WHAT IS REQUIRED:
For every line in the records that has the word "Translation", make a copy.

Dataset entries:
::::::

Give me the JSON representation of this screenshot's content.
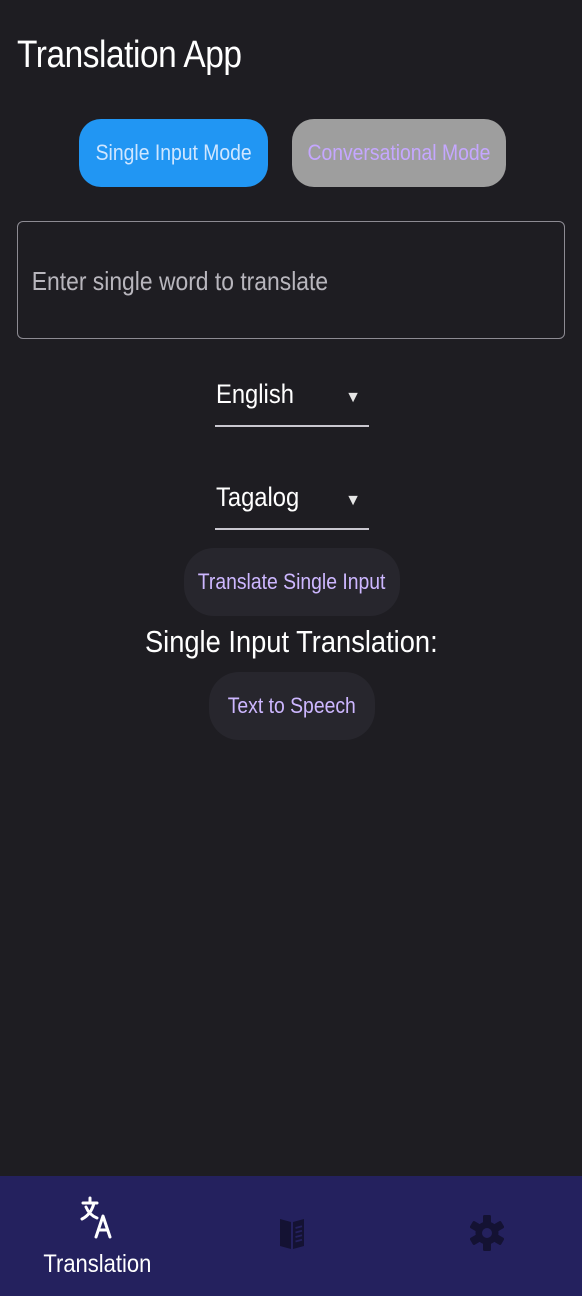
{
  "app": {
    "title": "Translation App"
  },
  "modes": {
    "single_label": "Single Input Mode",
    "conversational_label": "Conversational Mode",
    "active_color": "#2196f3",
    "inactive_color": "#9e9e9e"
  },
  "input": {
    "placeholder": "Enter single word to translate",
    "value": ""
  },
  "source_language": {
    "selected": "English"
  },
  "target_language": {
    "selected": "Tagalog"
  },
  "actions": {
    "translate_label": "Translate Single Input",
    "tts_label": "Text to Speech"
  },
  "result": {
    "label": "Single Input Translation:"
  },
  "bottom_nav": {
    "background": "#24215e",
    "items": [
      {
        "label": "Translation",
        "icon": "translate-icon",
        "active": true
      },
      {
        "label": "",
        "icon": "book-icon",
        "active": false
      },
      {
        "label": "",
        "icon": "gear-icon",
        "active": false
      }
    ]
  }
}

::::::

RESPONSE:
    "title": "Translation App"
    "label": "Single Input Translation:"
        "label": "Translation",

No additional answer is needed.